§ **Problem description**
Select and copy out every line in the records containing "icon".

§ **Records for this exercise**
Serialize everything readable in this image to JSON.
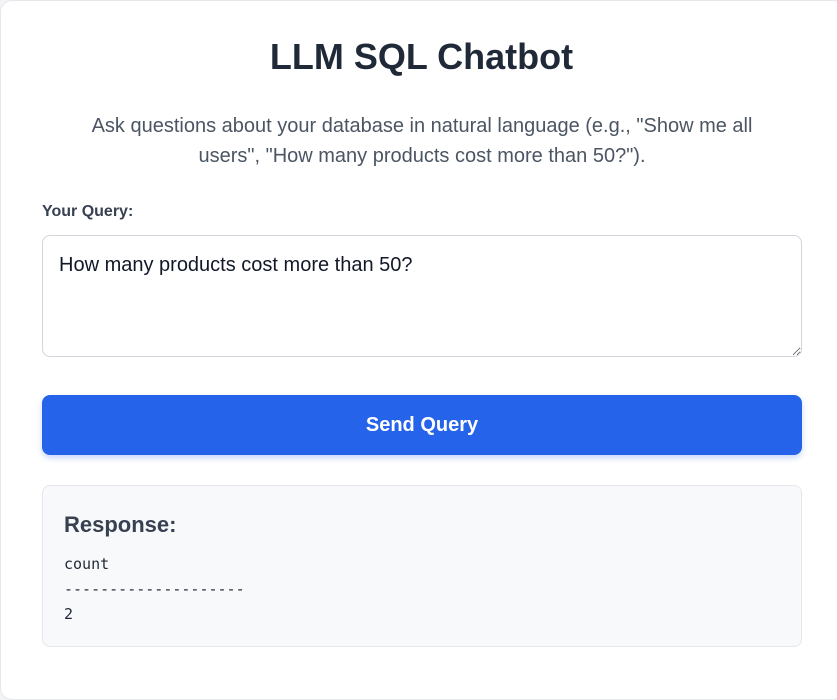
{
  "header": {
    "title": "LLM SQL Chatbot",
    "subtitle": "Ask questions about your database in natural language (e.g., \"Show me all users\", \"How many products cost more than 50?\")."
  },
  "form": {
    "query_label": "Your Query:",
    "query_value": "How many products cost more than 50?",
    "send_label": "Send Query"
  },
  "response": {
    "heading": "Response:",
    "output": "count\n--------------------\n2"
  },
  "colors": {
    "accent": "#2563eb",
    "title_text": "#1f2937",
    "subtitle_text": "#4b5563",
    "response_background": "#f8f9fb"
  }
}
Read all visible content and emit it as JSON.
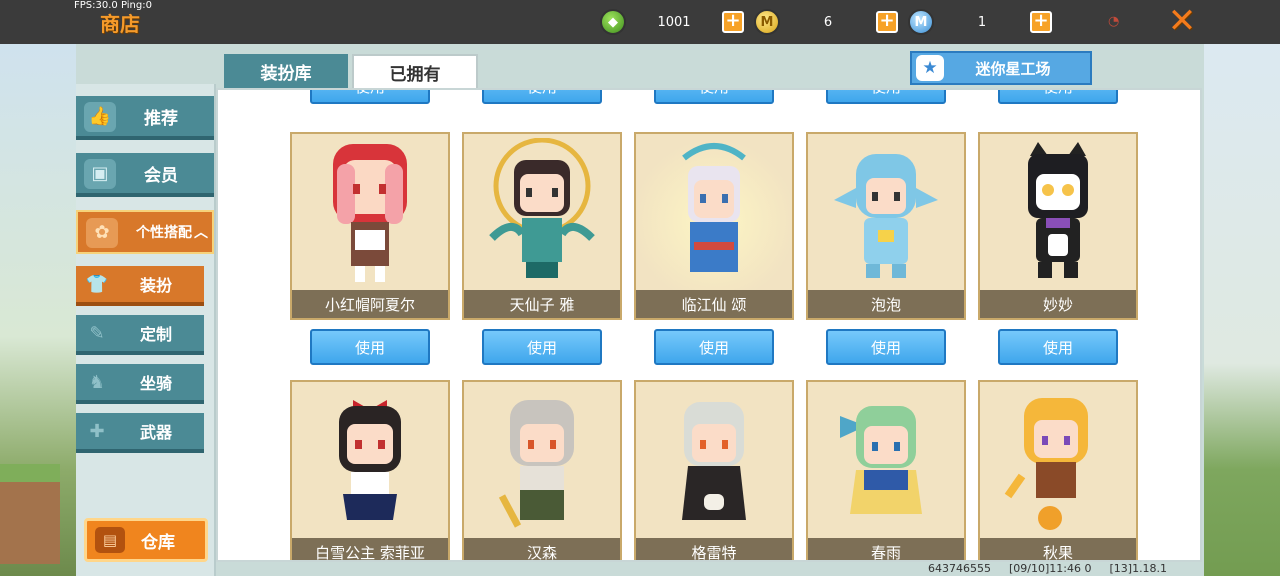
{
  "hud": {
    "fps": "FPS:30.0  Ping:0",
    "title": "商店"
  },
  "currencies": [
    {
      "icon": "green-gem-icon",
      "amount": "1001"
    },
    {
      "icon": "gold-coin-icon",
      "amount": "6"
    },
    {
      "icon": "blue-coin-icon",
      "amount": "1"
    }
  ],
  "sidebar": {
    "recommend": "推荐",
    "member": "会员",
    "personal": "个性搭配",
    "dressup": "装扮",
    "custom": "定制",
    "mount": "坐骑",
    "weapon": "武器",
    "warehouse": "仓库"
  },
  "tabs": {
    "library": "装扮库",
    "owned": "已拥有",
    "studio": "迷你星工场"
  },
  "use_label": "使用",
  "cards_row1": [
    "小红帽阿夏尔",
    "天仙子 雅",
    "临江仙 颂",
    "泡泡",
    "妙妙"
  ],
  "cards_row2": [
    "白雪公主 索菲亚",
    "汉森",
    "格雷特",
    "春雨",
    "秋果"
  ],
  "footer": {
    "id": "643746555",
    "time": "[09/10]11:46 0",
    "version": "[13]1.18.1"
  }
}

§ **Answer space**
      "icon": "green-gem-icon",
      "icon": "gold-coin-icon",
      "icon": "blue-coin-icon",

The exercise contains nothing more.